Stored data entries:
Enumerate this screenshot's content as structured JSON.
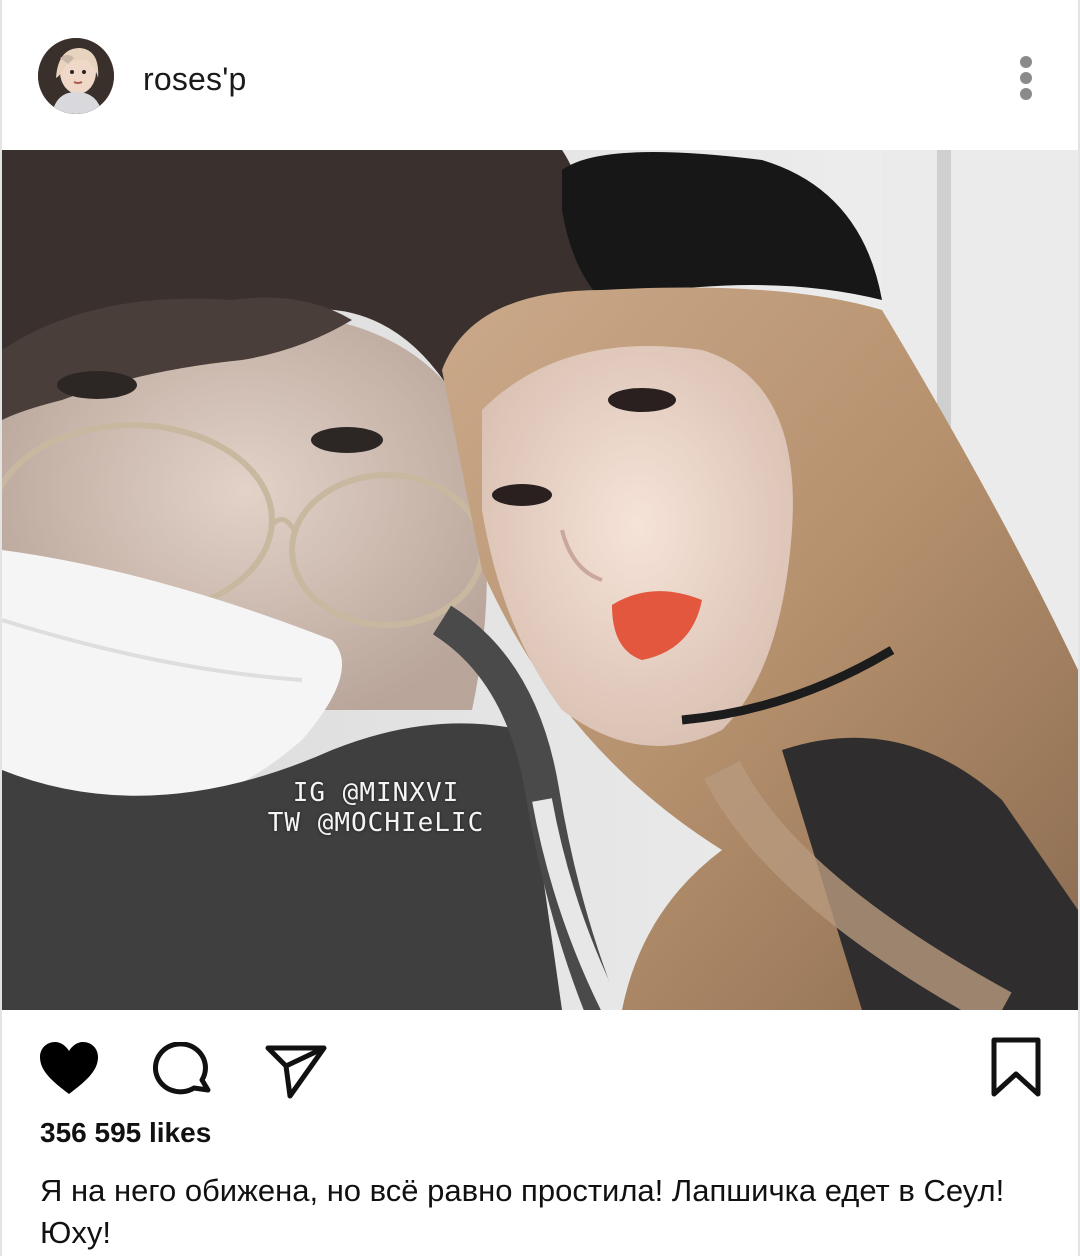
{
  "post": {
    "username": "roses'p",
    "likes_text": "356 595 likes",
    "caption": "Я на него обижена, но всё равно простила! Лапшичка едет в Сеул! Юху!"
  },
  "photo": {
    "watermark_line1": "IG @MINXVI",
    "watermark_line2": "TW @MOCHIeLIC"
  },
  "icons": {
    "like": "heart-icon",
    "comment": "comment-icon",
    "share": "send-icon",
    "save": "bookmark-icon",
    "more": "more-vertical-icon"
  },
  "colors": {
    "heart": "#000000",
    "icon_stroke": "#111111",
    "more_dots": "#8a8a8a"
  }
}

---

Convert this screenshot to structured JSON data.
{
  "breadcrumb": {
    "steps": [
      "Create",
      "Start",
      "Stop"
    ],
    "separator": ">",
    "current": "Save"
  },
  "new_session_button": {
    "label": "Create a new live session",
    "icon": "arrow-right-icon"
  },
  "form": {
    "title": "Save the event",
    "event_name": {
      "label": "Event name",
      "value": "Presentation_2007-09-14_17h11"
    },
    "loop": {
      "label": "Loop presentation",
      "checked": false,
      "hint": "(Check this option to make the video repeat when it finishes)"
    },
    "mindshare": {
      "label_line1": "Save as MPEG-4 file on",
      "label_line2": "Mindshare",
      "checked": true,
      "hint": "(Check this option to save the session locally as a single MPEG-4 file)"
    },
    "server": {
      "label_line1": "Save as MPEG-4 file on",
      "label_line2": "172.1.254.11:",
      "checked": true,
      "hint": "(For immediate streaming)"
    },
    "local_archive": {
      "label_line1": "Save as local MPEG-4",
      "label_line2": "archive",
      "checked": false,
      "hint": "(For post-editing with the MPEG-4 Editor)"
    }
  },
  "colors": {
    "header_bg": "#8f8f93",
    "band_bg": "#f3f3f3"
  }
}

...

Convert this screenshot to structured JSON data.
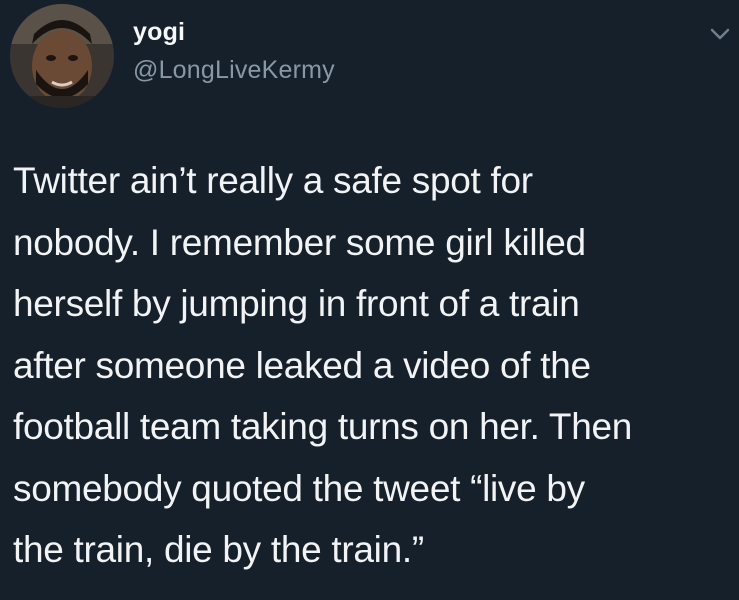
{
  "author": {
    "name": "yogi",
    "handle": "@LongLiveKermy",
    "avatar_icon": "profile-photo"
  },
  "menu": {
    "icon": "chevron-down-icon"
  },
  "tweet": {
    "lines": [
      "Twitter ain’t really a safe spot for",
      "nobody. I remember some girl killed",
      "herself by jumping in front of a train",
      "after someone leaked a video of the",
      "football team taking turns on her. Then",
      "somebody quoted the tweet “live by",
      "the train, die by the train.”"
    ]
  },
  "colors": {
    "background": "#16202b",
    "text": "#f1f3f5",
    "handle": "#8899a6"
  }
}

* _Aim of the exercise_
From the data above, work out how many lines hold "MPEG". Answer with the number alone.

* _Result for this task_
5